*STUDY MATERIAL*
+++++

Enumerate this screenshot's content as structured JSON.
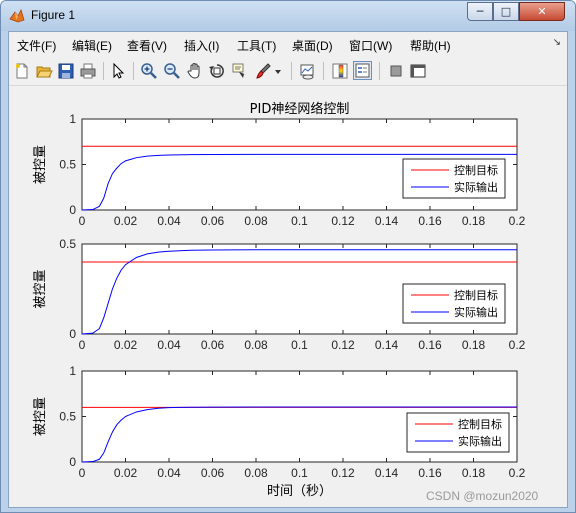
{
  "window": {
    "title": "Figure 1",
    "controls": {
      "minimize": "─",
      "maximize": "□",
      "close": "✕"
    }
  },
  "menu": [
    {
      "label": "文件(F)"
    },
    {
      "label": "编辑(E)"
    },
    {
      "label": "查看(V)"
    },
    {
      "label": "插入(I)"
    },
    {
      "label": "工具(T)"
    },
    {
      "label": "桌面(D)"
    },
    {
      "label": "窗口(W)"
    },
    {
      "label": "帮助(H)"
    }
  ],
  "menu_overflow": "↘",
  "toolbar": [
    "new-figure-icon",
    "open-file-icon",
    "save-icon",
    "print-icon",
    "select-arrow-icon",
    "zoom-in-icon",
    "zoom-out-icon",
    "pan-hand-icon",
    "rotate-3d-icon",
    "data-cursor-icon",
    "brush-icon",
    "brush-dropdown-icon",
    "link-plot-icon",
    "colorbar-icon",
    "legend-icon",
    "hide-plot-tools-icon",
    "show-plot-tools-icon"
  ],
  "colors": {
    "target": "#ff0000",
    "output": "#0000ff",
    "axes_bg": "#ffffff",
    "figure_bg": "#f0f0f0"
  },
  "chart_data": [
    {
      "type": "line",
      "title": "PID神经网络控制",
      "ylabel": "被控量",
      "xlabel": "",
      "xlim": [
        0,
        0.2
      ],
      "ylim": [
        0,
        1
      ],
      "xticks": [
        "0",
        "0.02",
        "0.04",
        "0.06",
        "0.08",
        "0.1",
        "0.12",
        "0.14",
        "0.16",
        "0.18",
        "0.2"
      ],
      "yticks": [
        "0",
        "0.5",
        "1"
      ],
      "legend": [
        "控制目标",
        "实际输出"
      ],
      "legend_position": "lower-right",
      "series": [
        {
          "name": "控制目标",
          "x": [
            0,
            0.2
          ],
          "y": [
            0.7,
            0.7
          ]
        },
        {
          "name": "实际输出",
          "x": [
            0,
            0.005,
            0.008,
            0.01,
            0.012,
            0.014,
            0.016,
            0.018,
            0.02,
            0.025,
            0.03,
            0.035,
            0.04,
            0.05,
            0.06,
            0.08,
            0.1,
            0.15,
            0.2
          ],
          "y": [
            0,
            0.005,
            0.04,
            0.13,
            0.29,
            0.4,
            0.46,
            0.51,
            0.54,
            0.575,
            0.592,
            0.6,
            0.605,
            0.609,
            0.61,
            0.611,
            0.611,
            0.611,
            0.611
          ]
        }
      ]
    },
    {
      "type": "line",
      "title": "",
      "ylabel": "被控量",
      "xlabel": "",
      "xlim": [
        0,
        0.2
      ],
      "ylim": [
        0,
        0.5
      ],
      "xticks": [
        "0",
        "0.02",
        "0.04",
        "0.06",
        "0.08",
        "0.1",
        "0.12",
        "0.14",
        "0.16",
        "0.18",
        "0.2"
      ],
      "yticks": [
        "0",
        "0.5"
      ],
      "legend": [
        "控制目标",
        "实际输出"
      ],
      "legend_position": "lower-right",
      "series": [
        {
          "name": "控制目标",
          "x": [
            0,
            0.2
          ],
          "y": [
            0.4,
            0.4
          ]
        },
        {
          "name": "实际输出",
          "x": [
            0,
            0.005,
            0.008,
            0.01,
            0.012,
            0.014,
            0.016,
            0.018,
            0.02,
            0.025,
            0.03,
            0.035,
            0.04,
            0.05,
            0.06,
            0.08,
            0.1,
            0.15,
            0.2
          ],
          "y": [
            0,
            0.005,
            0.03,
            0.09,
            0.17,
            0.25,
            0.31,
            0.355,
            0.385,
            0.425,
            0.445,
            0.455,
            0.46,
            0.465,
            0.467,
            0.468,
            0.468,
            0.468,
            0.468
          ]
        }
      ]
    },
    {
      "type": "line",
      "title": "",
      "ylabel": "被控量",
      "xlabel": "时间（秒）",
      "xlim": [
        0,
        0.2
      ],
      "ylim": [
        0,
        1
      ],
      "xticks": [
        "0",
        "0.02",
        "0.04",
        "0.06",
        "0.08",
        "0.1",
        "0.12",
        "0.14",
        "0.16",
        "0.18",
        "0.2"
      ],
      "yticks": [
        "0",
        "0.5",
        "1"
      ],
      "legend": [
        "控制目标",
        "实际输出"
      ],
      "legend_position": "lower-right",
      "series": [
        {
          "name": "控制目标",
          "x": [
            0,
            0.2
          ],
          "y": [
            0.6,
            0.6
          ]
        },
        {
          "name": "实际输出",
          "x": [
            0,
            0.005,
            0.008,
            0.01,
            0.012,
            0.014,
            0.016,
            0.018,
            0.02,
            0.025,
            0.03,
            0.035,
            0.04,
            0.045,
            0.05,
            0.06,
            0.08,
            0.1,
            0.15,
            0.2
          ],
          "y": [
            0,
            0.005,
            0.03,
            0.1,
            0.22,
            0.33,
            0.41,
            0.46,
            0.5,
            0.55,
            0.575,
            0.59,
            0.597,
            0.6,
            0.602,
            0.603,
            0.604,
            0.604,
            0.604,
            0.604
          ]
        }
      ]
    }
  ],
  "watermark": "CSDN @mozun2020"
}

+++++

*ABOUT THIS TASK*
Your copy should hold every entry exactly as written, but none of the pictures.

*SOLVED EXERCISE*
Enumerate this screenshot's content as structured JSON.
{
  "window": {
    "title": "Figure 1",
    "controls": {
      "minimize": "─",
      "maximize": "□",
      "close": "✕"
    }
  },
  "menu": [
    {
      "label": "文件(F)"
    },
    {
      "label": "编辑(E)"
    },
    {
      "label": "查看(V)"
    },
    {
      "label": "插入(I)"
    },
    {
      "label": "工具(T)"
    },
    {
      "label": "桌面(D)"
    },
    {
      "label": "窗口(W)"
    },
    {
      "label": "帮助(H)"
    }
  ],
  "menu_overflow": "↘",
  "toolbar": [
    "new-figure-icon",
    "open-file-icon",
    "save-icon",
    "print-icon",
    "select-arrow-icon",
    "zoom-in-icon",
    "zoom-out-icon",
    "pan-hand-icon",
    "rotate-3d-icon",
    "data-cursor-icon",
    "brush-icon",
    "brush-dropdown-icon",
    "link-plot-icon",
    "colorbar-icon",
    "legend-icon",
    "hide-plot-tools-icon",
    "show-plot-tools-icon"
  ],
  "colors": {
    "target": "#ff0000",
    "output": "#0000ff",
    "axes_bg": "#ffffff",
    "figure_bg": "#f0f0f0"
  },
  "chart_data": [
    {
      "type": "line",
      "title": "PID神经网络控制",
      "ylabel": "被控量",
      "xlabel": "",
      "xlim": [
        0,
        0.2
      ],
      "ylim": [
        0,
        1
      ],
      "xticks": [
        "0",
        "0.02",
        "0.04",
        "0.06",
        "0.08",
        "0.1",
        "0.12",
        "0.14",
        "0.16",
        "0.18",
        "0.2"
      ],
      "yticks": [
        "0",
        "0.5",
        "1"
      ],
      "legend": [
        "控制目标",
        "实际输出"
      ],
      "legend_position": "lower-right",
      "series": [
        {
          "name": "控制目标",
          "x": [
            0,
            0.2
          ],
          "y": [
            0.7,
            0.7
          ]
        },
        {
          "name": "实际输出",
          "x": [
            0,
            0.005,
            0.008,
            0.01,
            0.012,
            0.014,
            0.016,
            0.018,
            0.02,
            0.025,
            0.03,
            0.035,
            0.04,
            0.05,
            0.06,
            0.08,
            0.1,
            0.15,
            0.2
          ],
          "y": [
            0,
            0.005,
            0.04,
            0.13,
            0.29,
            0.4,
            0.46,
            0.51,
            0.54,
            0.575,
            0.592,
            0.6,
            0.605,
            0.609,
            0.61,
            0.611,
            0.611,
            0.611,
            0.611
          ]
        }
      ]
    },
    {
      "type": "line",
      "title": "",
      "ylabel": "被控量",
      "xlabel": "",
      "xlim": [
        0,
        0.2
      ],
      "ylim": [
        0,
        0.5
      ],
      "xticks": [
        "0",
        "0.02",
        "0.04",
        "0.06",
        "0.08",
        "0.1",
        "0.12",
        "0.14",
        "0.16",
        "0.18",
        "0.2"
      ],
      "yticks": [
        "0",
        "0.5"
      ],
      "legend": [
        "控制目标",
        "实际输出"
      ],
      "legend_position": "lower-right",
      "series": [
        {
          "name": "控制目标",
          "x": [
            0,
            0.2
          ],
          "y": [
            0.4,
            0.4
          ]
        },
        {
          "name": "实际输出",
          "x": [
            0,
            0.005,
            0.008,
            0.01,
            0.012,
            0.014,
            0.016,
            0.018,
            0.02,
            0.025,
            0.03,
            0.035,
            0.04,
            0.05,
            0.06,
            0.08,
            0.1,
            0.15,
            0.2
          ],
          "y": [
            0,
            0.005,
            0.03,
            0.09,
            0.17,
            0.25,
            0.31,
            0.355,
            0.385,
            0.425,
            0.445,
            0.455,
            0.46,
            0.465,
            0.467,
            0.468,
            0.468,
            0.468,
            0.468
          ]
        }
      ]
    },
    {
      "type": "line",
      "title": "",
      "ylabel": "被控量",
      "xlabel": "时间（秒）",
      "xlim": [
        0,
        0.2
      ],
      "ylim": [
        0,
        1
      ],
      "xticks": [
        "0",
        "0.02",
        "0.04",
        "0.06",
        "0.08",
        "0.1",
        "0.12",
        "0.14",
        "0.16",
        "0.18",
        "0.2"
      ],
      "yticks": [
        "0",
        "0.5",
        "1"
      ],
      "legend": [
        "控制目标",
        "实际输出"
      ],
      "legend_position": "lower-right",
      "series": [
        {
          "name": "控制目标",
          "x": [
            0,
            0.2
          ],
          "y": [
            0.6,
            0.6
          ]
        },
        {
          "name": "实际输出",
          "x": [
            0,
            0.005,
            0.008,
            0.01,
            0.012,
            0.014,
            0.016,
            0.018,
            0.02,
            0.025,
            0.03,
            0.035,
            0.04,
            0.045,
            0.05,
            0.06,
            0.08,
            0.1,
            0.15,
            0.2
          ],
          "y": [
            0,
            0.005,
            0.03,
            0.1,
            0.22,
            0.33,
            0.41,
            0.46,
            0.5,
            0.55,
            0.575,
            0.59,
            0.597,
            0.6,
            0.602,
            0.603,
            0.604,
            0.604,
            0.604,
            0.604
          ]
        }
      ]
    }
  ],
  "watermark": "CSDN @mozun2020"
}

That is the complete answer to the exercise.